What I’m proposing is that we start focusing on the right area of complexity, and stop wasting time on hormones, vitamin D and calcium-rich foods, which let’s face it, haven’t helped very much thus far. Have you ever heard of a single person being cured from osteoporosis? Unless they had exactly followed the protocols I have outlined above, I don’t see any other way a cure would be possible
Ultimately this is a problem of medical philosophy. Seen from the perspective of the 20th century medical system of diagnosis (educated guessing based on inadequate testing methodology) osteoporosis is just one more condition that has no cure.
Seen from the more advanced paradigm of bioelectric field analysis (e.g. the scientific muscle testing analysis of parasites and element toxicities) osteoporosis has a complex but manageable cure and a prognosis of complete recovery.
It is not intellectually or financially practical for the current diagnostic healthcare system to arrive at these conclusions because there is too much of a vested interest in osteoporosis remaining an insoluble problem. The cost and health risks alone of screening bone tissue for 74 elements would be insurmountable. Further, there would be layers of legality to wade through when attempting to cure patients of any condition where malpractice insurance policies have clearly delineated treatment guidelines within which a doctor must remain to be able to demonstrate their pursuit of due diligence (simply put, if they don’t prescribe the same medicine everyone else is prescribing, they can be sued for not doing their job).
This is an example of where there is an opportunity for muscle testing practitioners to offer a valuable service with a relatively short turn around time and complete recovery. It would enhance credibility for the field of muscle testing, build in significant value for the patient and in fact ease the financial burden that osteoporosis lays on the traditional medical system, as well as save doctors from getting sued for not prescribing the medications that they (as well as anyone) know aren’t solving the root problem.

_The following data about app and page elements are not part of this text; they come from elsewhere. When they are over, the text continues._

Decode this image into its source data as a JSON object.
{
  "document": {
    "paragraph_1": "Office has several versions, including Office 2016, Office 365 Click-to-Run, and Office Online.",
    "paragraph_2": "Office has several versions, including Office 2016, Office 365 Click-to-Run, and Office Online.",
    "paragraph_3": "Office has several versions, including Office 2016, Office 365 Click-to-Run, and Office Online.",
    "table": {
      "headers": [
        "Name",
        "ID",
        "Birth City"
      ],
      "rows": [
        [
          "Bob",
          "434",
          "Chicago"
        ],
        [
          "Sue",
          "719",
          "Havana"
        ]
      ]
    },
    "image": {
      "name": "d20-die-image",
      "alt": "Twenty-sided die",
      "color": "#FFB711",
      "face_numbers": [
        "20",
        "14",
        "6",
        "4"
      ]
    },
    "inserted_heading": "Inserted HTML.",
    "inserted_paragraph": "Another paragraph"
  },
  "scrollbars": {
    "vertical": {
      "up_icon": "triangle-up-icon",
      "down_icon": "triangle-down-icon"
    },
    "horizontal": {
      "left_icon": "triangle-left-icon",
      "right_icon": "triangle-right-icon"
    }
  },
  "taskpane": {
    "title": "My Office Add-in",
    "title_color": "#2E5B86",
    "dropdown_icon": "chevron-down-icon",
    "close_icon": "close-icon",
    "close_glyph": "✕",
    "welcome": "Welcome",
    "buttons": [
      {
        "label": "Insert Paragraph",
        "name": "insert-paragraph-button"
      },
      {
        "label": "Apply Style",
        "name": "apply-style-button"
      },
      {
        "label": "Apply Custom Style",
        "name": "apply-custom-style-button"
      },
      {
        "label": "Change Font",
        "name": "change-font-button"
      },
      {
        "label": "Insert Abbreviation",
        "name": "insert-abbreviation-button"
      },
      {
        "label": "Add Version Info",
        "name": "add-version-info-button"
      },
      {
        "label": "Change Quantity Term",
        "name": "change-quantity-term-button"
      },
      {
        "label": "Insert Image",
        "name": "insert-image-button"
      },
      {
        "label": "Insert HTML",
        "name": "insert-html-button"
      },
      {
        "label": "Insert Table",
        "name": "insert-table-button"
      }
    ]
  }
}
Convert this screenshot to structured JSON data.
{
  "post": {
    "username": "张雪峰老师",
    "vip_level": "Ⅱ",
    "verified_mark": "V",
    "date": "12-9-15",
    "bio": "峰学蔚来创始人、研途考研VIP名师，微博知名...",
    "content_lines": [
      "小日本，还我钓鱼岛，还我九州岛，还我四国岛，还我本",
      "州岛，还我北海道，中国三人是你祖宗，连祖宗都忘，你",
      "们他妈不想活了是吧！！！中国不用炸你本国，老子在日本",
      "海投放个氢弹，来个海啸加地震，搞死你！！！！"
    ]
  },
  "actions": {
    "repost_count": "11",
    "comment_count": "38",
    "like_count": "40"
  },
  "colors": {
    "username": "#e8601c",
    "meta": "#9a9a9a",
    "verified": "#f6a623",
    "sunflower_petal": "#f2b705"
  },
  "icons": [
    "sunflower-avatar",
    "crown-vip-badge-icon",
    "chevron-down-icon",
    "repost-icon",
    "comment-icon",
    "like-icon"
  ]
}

I see this as win-win-win (alternative practitioner-patient-medical doctor). Everybody wins. Everybody gets out of the maze in one piece. After a while, we realize the maze was just a hallway with three doors at one end. There were no turns at all, just misconceptions that had to be let go of.